The Pembina Institute and Équiterre have released a blueprint for how the federal government can rapidly implement the buildings strategy laid out in the Pan-Canadian Framework on Clean Growth and Climate Change.
According to the report, homes and buildings represent nearly 12 per cent of the country’s overall carbon pollution, and more than one-quarter of energy-related greenhouse gas emissions. Low-carbon buildings are both a climate mitigation and a wealth creation opportunity. A suite of policies can support a transition to a low-carbon building stock, with energy efficiency leading the way.
The report makes several recommendations, including:
- Set a Pan-Canadian target of 30 per cent less energy consumption in the existing building stock below 2005 levels, by 2030, with recognition of the need to achieve complete decarbonization of the building sector;
- Set a Pan-Canadian target that all new construction be net-zero energy ready by 2030. (The Pan-Canadian Framework calls for a net-zero energy ready National Energy Code for Buildings by 2030);
- Launch and manage a large-scale loan guarantee program to backstop investments in key building retrofit initiatives;
- Develop and release the net-zero energy ready energy code as early as 2020, to incent early adopters, and consider funding net-zero certification schemes;
- Fund the third-party publication of a scorecard that assesses the performance of Canadian provinces and large municipalities against key metrics (buildings policies and results); and
- Strike an explicit partnership with the provinces to adopt and report on these goals. Access to federal funding for building renewal should be contingent, in part or in whole, on provincial governments implementing the necessary policies.
The report, Federal Policies for Low-Carbon Buildings, is available in both English and French.

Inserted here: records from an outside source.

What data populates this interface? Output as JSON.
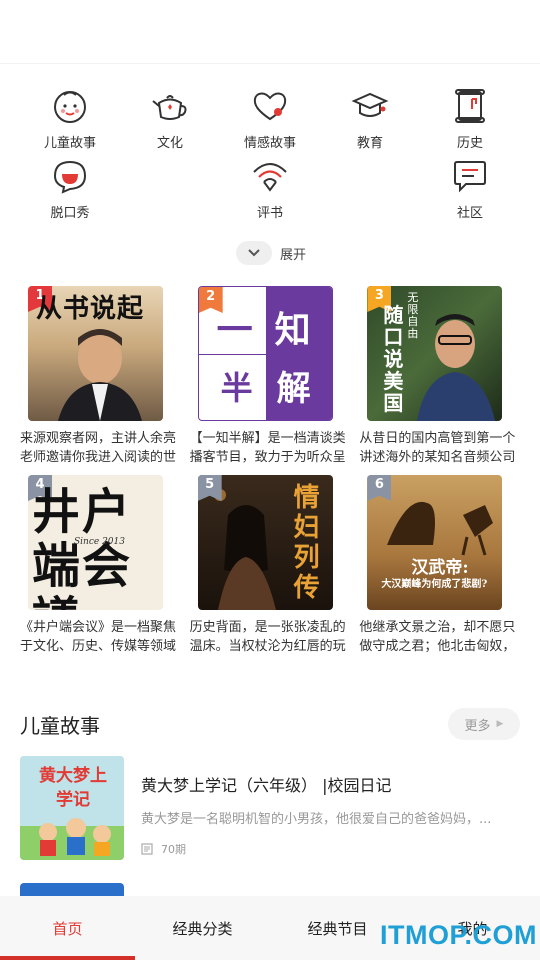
{
  "categories": {
    "row1": [
      {
        "label": "儿童故事",
        "icon": "child-face-icon"
      },
      {
        "label": "文化",
        "icon": "teapot-icon"
      },
      {
        "label": "情感故事",
        "icon": "heart-icon"
      },
      {
        "label": "教育",
        "icon": "graduation-cap-icon"
      },
      {
        "label": "历史",
        "icon": "scroll-icon"
      }
    ],
    "row2": [
      {
        "label": "脱口秀",
        "icon": "mic-bubble-icon"
      },
      {
        "label": "评书",
        "icon": "fan-icon"
      },
      {
        "label": "社区",
        "icon": "chat-icon"
      }
    ]
  },
  "expand": {
    "label": "展开"
  },
  "books": [
    {
      "rank": "1",
      "cover_text": "从书说起",
      "desc": "来源观察者网，主讲人余亮老师邀请你我进入阅读的世界，书中自有"
    },
    {
      "rank": "2",
      "cover_text_a": "一",
      "cover_text_b": "知",
      "cover_text_c": "半",
      "cover_text_d": "解",
      "desc": "【一知半解】是一档清谈类播客节目，致力于为听众呈现被忽略的冷"
    },
    {
      "rank": "3",
      "cover_text": "随口说美国",
      "cover_sub": "无限自由",
      "desc": "从昔日的国内高管到第一个讲述海外的某知名音频公司平台头部主"
    },
    {
      "rank": "4",
      "cover_text": "井户端会議",
      "cover_sub": "Since 2013",
      "desc": "《井户端会议》是一档聚焦于文化、历史、传媒等领域的对谈型播"
    },
    {
      "rank": "5",
      "cover_text": "情妇列传",
      "desc": "历史背面，是一张张凌乱的温床。当权杖沦为红唇的玩物，最冷酷的"
    },
    {
      "rank": "6",
      "cover_text": "汉武帝:",
      "cover_sub": "大汉巅峰为何成了悲剧?",
      "desc": "他继承文景之治，却不愿只做守成之君；他北击匈奴，打通西域，让"
    }
  ],
  "section": {
    "title": "儿童故事",
    "more_label": "更多"
  },
  "program": {
    "title": "黄大梦上学记（六年级） |校园日记",
    "desc": "黄大梦是一名聪明机智的小男孩，他很爱自己的爸爸妈妈，...",
    "episodes": "70期",
    "cover_text": "黄大梦上学记"
  },
  "tabs": [
    {
      "label": "首页",
      "active": true
    },
    {
      "label": "经典分类",
      "active": false
    },
    {
      "label": "经典节目",
      "active": false
    },
    {
      "label": "我的",
      "active": false
    }
  ],
  "watermark": "ITMOP.COM",
  "colors": {
    "accent": "#e23b35",
    "rank1": "#e4393c",
    "rank2": "#f07a3c",
    "rank3": "#f5a623",
    "rank_other": "#8a93a3"
  }
}
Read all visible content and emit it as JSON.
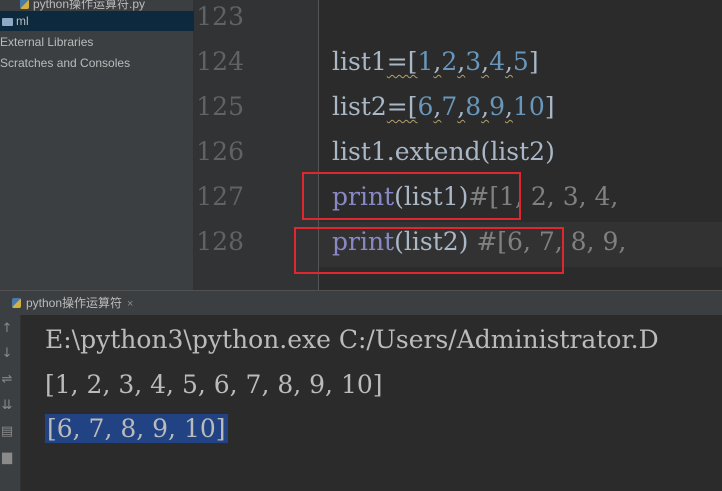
{
  "project_tree": {
    "items": [
      {
        "label": "python操作运算符.py"
      },
      {
        "label": "ml"
      },
      {
        "label": "External Libraries"
      },
      {
        "label": "Scratches and Consoles"
      }
    ]
  },
  "editor": {
    "line_numbers": [
      "123",
      "124",
      "125",
      "126",
      "127",
      "128"
    ],
    "lines": {
      "l124": {
        "var": "list1",
        "op": "=[",
        "n1": "1",
        "n2": "2",
        "n3": "3",
        "n4": "4",
        "n5": "5",
        "close": "]",
        "sep": ","
      },
      "l125": {
        "var": "list2",
        "op": "=[",
        "n1": "6",
        "n2": "7",
        "n3": "8",
        "n4": "9",
        "n5": "10",
        "close": "]",
        "sep": ","
      },
      "l126": {
        "text": "list1.extend(list2)"
      },
      "l127": {
        "fn": "print",
        "args": "(list1)",
        "comment": "#[1, 2, 3, 4,"
      },
      "l128": {
        "fn": "print",
        "args": "(list2) ",
        "comment": "#[6, 7, 8, 9,"
      }
    }
  },
  "run_panel": {
    "tab_label": "python操作运算符",
    "close_symbol": "×",
    "console_lines": [
      "E:\\python3\\python.exe C:/Users/Administrator.D",
      "[1, 2, 3, 4, 5, 6, 7, 8, 9, 10]",
      "[6, 7, 8, 9, 10]"
    ]
  },
  "colors": {
    "highlight_box": "#e0262f",
    "selection": "#214283",
    "number": "#6897bb",
    "builtin": "#8888c6",
    "comment": "#808080"
  }
}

The report can be downloaded at: http://www.pembina.org/pub/federal-buildings-blueprint.